Commissioners of professional sports in America do not have easy jobs. While being the leader of the National Football League would mean more to me than being President of the United States, I realize it can be a daunting and thankless job.
I believe that the best way for any new commissioner to come into his or her new assignment is to do so quietly and without much fanfare.
While National Basketball Association Commissioner Adam Silver certainly could have never expected he’d be facing the crisis he did with LA Clippers’ former owner Donald Sterling, he did so with grace and suitable forcefulness.
New Major League Baseball Commissioner Rob Manfred has decided that coming into his new post quietly was apparently not an option.
In a recent interview, Manfred expressed his willingness to ban the practice of defensive over-shifting. This is what is done to combat heavy pull-hitters in the game. My initial was one of curiosity but the more I thought about it the more I couldn’t help but wonder “what in the wide world of sports would motivate this move?”
Well, let’s look to the current sport in the country that holds the title of “America’s Pastime” and that would be the National Football League. If you didn’t think Commissioner Roger Goodell was all about money then you must have missed former Commissioner Paul Tagliabue’s comments. But that isn’t what I’m getting at.
Goodell’s affect on the NFL has been one of increasing revenue and for him, that’s meant increasing offensive output. More scoring appeals to average fans and it appeals even more to those millions who participate in fantasy football.
Now go back to Manfred’s proposal to eliminate the shift in professional baseball. If he gets his wish and players are forced to cover “zones” on the diamond, that means pull hitters will gain a decided advantage in hitting. More hitting means more offense which in turn means more runs. And who doesn’t love more scoring right?
If you aren’t following here’s the example. Batter A is a dead-pull hitter and is right-handed. Many baseball managers will put the “shift on” sliding the third baseman to the fair/foul line… Will slide the shortstop towards the third baseman’s natural position… Will slide the second baseman to the left of second base, or more towards the shortstop’s natural spot.
The first baseman therefore is the only infielder to the right side of the diamond. The outfield will naturally shift as well meaning the left fielder goes to the line, the center fielder moves well left and the right fielder moves towards center.
Commons sense tells the manager that if Batter A is a dead-pull guy and you’ve got all of your defense over there to defend him, then he’ll have the pitcher work to get the ball hit there.

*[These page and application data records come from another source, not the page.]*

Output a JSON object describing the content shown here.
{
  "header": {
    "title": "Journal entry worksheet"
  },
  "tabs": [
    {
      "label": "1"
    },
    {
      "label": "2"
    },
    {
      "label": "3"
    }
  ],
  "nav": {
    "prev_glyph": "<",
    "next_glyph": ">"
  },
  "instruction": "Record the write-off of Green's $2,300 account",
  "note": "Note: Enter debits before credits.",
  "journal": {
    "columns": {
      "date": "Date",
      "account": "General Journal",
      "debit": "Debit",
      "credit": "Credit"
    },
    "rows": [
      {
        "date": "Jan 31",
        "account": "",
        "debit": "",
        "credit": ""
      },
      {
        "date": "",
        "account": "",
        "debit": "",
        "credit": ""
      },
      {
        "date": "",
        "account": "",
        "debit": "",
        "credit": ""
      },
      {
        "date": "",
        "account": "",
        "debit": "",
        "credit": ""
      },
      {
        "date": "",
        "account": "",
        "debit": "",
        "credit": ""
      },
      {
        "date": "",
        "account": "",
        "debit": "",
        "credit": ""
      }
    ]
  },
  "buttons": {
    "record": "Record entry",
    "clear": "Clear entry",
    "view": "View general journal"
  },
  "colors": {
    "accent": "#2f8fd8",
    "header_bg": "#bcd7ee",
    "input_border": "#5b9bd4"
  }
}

Now imagine shifts like this aren’t allowed. A dead-pull hitter now has just the third baseman, shortstop and left fielder to contend with while in a shift, he has the center fielder and the second baseman added to the equation.
Is Manfred’s suggestion the worst idea in the world? Now, it probably isn’t in the grand scheme of things but this is not the way I would imagine he wanted to put his first stamp as commissioner on the game. If Manfred can learn anything, perhaps he needs to keep an eye on those NFL offices in New York City where they can’t do anything right.
Baseball has a prime opportunity to regain some favor with basic fans but drastically altering the defense of baseball isn’t a good way to do it.